MRI (magnetic resonance imaging) is a non-invasive diagnostic imaging technology that uses a strong magnetic field, radio waves, and a computer to produce detailed images of the body’s internal structures. From full body MRI screening to functional MRI used to study brain function, there are numerous types and applications of this technology. This article will explore the importance of MRI technology and recent advancements that may influence your healthcare options in the future.
How Does MRI Technology Work?
During MRI screening, the patient lies down inside a large tube-shaped machine that contains a powerful magnet. This magnet generates a powerful and consistent magnetic field around the patient’s body.
Most protons in the body have a magnetic property referred to as a “spin” that causes them to align when the patient enters the magnetic field of the MRI machine. A radio frequency (RF) pulse is then applied, causing the aligned protons to absorb energy and alter their magnetic spin. When the RF pulse is switched off, the protons re-align with the magnetic field and release the absorbed energy.
As the protons release the absorbed energy, they emit signals that are detected and recorded by the MRI machine. These signals provide information about the location of the protons and their behavior in the patient’s tissues. These detected signals are then processed by a computer to generate highly detailed images of the body’s internal structures such as organs, bones, and blood vessels.
Why is MRI Technology Better Than X-rays?
While X-rays are well-suited for visualizing dense structures like bones, they are not as effective at visualizing soft tissues. On the other hand, MRI is very sensitive to changes in tissue composition and can detect subtle changes. This makes it a valuable tool for detecting early signs of disease such as tumors. MRI can also work with contrast agents to enhance the visibility of certain tissues and structures.
Unlike X-rays, MRI can produce images in multiple planes, allowing for a more comprehensive view of the body and better visualization of complex structures. Because it can detect multiple components within a patient’s tissue simultaneously, it also provides more accurate anatomical data than X-ray images do. MRI also provides high-resolution images that are more detailed than X-rays.
Finally, X-rays use ionizing radiation to produce images. This can be harmful to patients who are exposed to too much radiation over time. MRI technology, on the other hand, does not use ionizing radiation and is considered a safer option for imaging.
What are Recent Advancements in MRI Technology?
MRI technology has advanced significantly in recent years. One of the most notable advances is faster scanning. As MRI chambers can feel restrictive to some patients, new MRI technologies are being developed that can scan the body much faster, thus reducing patient discomfort and allowing for more MRIs to be performed each day. There are now even portable MRI systems that can be used in remote areas or during emergencies to quickly diagnose and treat injuries.
At the same time, there has been a major improvement in image resolution and contrast. High-field MRI systems use stronger magnetic fields to produce images that are of far superior quality. These systems can be used to diagnose a wider range of conditions. Some newer MRI systems also combine multiple types of scans to provide a more comprehensive view of the body. This can improve diagnostic accuracy and help identify conditions that may be missed by single-parameter MRI scans.
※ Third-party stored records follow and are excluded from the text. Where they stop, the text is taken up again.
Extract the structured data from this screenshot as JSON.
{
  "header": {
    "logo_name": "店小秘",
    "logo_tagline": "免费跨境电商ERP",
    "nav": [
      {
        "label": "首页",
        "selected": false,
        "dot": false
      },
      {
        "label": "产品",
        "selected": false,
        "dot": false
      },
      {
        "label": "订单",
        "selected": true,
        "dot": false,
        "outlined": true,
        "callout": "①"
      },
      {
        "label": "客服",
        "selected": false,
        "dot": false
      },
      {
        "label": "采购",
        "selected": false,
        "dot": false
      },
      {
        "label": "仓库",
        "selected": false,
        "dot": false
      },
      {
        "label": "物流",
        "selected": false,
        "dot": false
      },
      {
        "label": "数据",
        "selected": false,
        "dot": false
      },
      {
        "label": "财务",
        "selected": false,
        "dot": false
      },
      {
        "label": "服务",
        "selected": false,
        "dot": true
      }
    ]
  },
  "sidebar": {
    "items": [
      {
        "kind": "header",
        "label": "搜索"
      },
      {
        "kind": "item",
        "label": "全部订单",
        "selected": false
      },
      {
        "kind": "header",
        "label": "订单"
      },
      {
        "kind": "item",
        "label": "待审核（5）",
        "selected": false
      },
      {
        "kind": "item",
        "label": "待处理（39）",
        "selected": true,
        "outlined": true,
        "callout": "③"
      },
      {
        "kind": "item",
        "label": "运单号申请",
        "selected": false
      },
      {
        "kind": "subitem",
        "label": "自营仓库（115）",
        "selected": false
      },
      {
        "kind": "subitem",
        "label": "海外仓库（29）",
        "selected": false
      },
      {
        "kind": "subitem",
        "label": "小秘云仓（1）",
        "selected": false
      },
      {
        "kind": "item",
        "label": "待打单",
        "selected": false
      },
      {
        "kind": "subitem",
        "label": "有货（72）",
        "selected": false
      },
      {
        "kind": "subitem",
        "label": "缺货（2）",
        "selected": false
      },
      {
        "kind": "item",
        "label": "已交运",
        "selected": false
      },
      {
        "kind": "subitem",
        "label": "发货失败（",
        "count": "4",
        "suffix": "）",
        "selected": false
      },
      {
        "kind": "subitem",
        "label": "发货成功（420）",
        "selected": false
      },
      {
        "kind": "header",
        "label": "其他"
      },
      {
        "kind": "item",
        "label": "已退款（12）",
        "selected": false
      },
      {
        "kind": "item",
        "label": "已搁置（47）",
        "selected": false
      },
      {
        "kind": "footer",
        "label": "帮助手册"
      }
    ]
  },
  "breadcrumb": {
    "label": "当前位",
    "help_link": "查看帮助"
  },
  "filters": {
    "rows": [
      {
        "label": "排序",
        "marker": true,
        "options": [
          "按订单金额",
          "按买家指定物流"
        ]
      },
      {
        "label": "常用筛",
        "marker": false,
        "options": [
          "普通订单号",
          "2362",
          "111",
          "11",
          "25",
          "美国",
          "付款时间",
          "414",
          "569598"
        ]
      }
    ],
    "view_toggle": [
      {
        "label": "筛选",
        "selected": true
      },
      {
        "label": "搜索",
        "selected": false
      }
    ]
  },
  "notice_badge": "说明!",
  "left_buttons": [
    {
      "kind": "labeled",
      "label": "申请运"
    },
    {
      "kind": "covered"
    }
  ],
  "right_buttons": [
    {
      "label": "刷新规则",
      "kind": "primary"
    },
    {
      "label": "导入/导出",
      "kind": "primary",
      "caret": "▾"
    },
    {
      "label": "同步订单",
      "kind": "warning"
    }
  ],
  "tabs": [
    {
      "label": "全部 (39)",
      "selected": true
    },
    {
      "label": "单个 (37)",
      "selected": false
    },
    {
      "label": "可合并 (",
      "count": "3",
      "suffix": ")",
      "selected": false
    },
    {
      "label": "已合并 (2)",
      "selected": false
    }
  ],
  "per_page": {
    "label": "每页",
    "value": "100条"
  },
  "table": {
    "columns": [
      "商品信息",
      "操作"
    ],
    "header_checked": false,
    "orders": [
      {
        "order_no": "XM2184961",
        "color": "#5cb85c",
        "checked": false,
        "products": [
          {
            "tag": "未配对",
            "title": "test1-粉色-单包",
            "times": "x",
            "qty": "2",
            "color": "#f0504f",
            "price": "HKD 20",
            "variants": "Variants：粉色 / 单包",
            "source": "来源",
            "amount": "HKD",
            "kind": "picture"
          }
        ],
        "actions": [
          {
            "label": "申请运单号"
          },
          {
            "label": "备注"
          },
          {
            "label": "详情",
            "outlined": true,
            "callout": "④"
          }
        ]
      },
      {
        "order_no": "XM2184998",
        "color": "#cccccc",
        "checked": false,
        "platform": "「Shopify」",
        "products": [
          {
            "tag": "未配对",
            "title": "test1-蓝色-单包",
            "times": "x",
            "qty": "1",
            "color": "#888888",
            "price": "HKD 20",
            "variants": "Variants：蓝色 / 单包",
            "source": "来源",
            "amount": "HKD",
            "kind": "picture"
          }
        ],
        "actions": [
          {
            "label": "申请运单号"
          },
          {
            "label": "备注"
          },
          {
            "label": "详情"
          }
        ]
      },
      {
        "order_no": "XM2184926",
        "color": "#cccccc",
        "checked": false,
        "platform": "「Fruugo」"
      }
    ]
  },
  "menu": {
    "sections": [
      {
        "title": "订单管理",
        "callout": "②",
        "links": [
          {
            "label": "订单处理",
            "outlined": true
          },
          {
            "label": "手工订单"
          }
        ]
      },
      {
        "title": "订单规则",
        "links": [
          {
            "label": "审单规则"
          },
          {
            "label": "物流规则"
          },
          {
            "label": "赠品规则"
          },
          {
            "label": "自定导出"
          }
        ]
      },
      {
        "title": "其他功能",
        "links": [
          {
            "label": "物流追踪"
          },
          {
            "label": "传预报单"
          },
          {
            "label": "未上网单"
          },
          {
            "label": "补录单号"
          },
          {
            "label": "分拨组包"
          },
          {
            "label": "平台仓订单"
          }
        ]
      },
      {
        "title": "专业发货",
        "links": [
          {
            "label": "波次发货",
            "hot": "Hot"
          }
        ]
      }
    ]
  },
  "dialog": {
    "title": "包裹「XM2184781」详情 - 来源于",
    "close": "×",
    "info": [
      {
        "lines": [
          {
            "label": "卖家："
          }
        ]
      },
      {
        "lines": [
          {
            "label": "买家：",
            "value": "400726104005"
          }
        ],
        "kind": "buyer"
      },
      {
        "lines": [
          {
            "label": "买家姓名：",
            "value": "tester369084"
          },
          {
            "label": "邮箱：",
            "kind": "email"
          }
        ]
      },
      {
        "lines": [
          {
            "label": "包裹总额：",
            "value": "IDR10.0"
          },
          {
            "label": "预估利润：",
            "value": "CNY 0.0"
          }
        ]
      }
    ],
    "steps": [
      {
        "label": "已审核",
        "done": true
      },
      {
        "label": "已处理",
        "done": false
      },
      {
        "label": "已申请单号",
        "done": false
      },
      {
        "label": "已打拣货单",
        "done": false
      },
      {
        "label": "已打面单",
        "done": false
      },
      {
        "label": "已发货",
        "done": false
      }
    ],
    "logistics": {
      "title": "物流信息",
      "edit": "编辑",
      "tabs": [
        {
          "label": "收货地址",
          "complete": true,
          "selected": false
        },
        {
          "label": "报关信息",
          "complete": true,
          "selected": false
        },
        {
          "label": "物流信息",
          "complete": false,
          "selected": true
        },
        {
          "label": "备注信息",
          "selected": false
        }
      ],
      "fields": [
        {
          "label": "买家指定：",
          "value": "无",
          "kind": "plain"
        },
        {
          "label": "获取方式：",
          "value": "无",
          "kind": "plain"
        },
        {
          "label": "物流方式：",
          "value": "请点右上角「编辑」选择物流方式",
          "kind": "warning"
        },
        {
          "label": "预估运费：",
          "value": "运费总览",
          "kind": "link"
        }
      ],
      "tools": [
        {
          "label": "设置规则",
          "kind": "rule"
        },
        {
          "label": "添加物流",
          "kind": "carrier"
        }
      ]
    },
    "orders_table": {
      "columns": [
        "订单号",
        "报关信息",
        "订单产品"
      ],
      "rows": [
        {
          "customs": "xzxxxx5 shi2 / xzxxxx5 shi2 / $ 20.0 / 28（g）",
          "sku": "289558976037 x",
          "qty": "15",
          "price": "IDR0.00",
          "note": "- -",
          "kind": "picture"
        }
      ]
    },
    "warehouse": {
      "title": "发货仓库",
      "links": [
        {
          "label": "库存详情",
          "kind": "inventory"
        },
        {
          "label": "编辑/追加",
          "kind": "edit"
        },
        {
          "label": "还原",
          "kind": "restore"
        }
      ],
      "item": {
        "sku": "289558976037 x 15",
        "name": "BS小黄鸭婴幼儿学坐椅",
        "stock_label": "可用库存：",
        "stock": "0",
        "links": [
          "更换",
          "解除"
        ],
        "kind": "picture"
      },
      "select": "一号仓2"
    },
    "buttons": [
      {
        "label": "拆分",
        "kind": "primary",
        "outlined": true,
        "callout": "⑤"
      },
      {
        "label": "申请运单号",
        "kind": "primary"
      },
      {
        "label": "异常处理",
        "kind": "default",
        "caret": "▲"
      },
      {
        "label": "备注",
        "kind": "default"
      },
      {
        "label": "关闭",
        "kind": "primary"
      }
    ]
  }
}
Artificial intelligence (AI) is being integrated into many types of technology and MRI is no exception. AI algorithms can be integrated into MRI systems to help automate the imaging process and allow doctors to spend less time administering tests. Real-time MRI imaging can also be used to facilitate MRI-guided interventions. During these procedures, doctors can perform minimally invasive procedures with the help of MRI images, thus improving the accuracy and effectiveness of the procedure.
What is the Future of MRI Technology?
As advancements in technology and research continue to improve the capabilities and accessibility of MRI imaging, the future of medical screening looks promising, Advances in imaging techniques are expected to improve the accuracy of diagnosing a variety of diseases such as cancer and heart disease. MRI may also be combined with other imaging technologies such as CT (Computed Tomography) scans to provide a much more comprehensive view of the internal body.
With the increasing availability of genomic and other biomarker data, MRI screening will become more personalized to an individual’s risk factors for certain diseases. When paired with full-body MRI screening, this could lead to earlier detection of tissue changes and more effective treatments for cancer. Advances in computer-aided and AI-based diagnosis could also enable more accurate predictions of outcomes, leading to better informed clinical decision-making processes.
In conclusion, MRI technology is a powerful tool that can help to diagnose and treat a variety of medical conditions including cancer. Advancements in MRI technology are already being used to improve patient care and outcomes, and new developments will likely continue to enhance MRI screening and provide numerous benefits to patients and clinicians alike. As MRI technology becomes more widely available, it is expected to play a vital role in the future of medicine.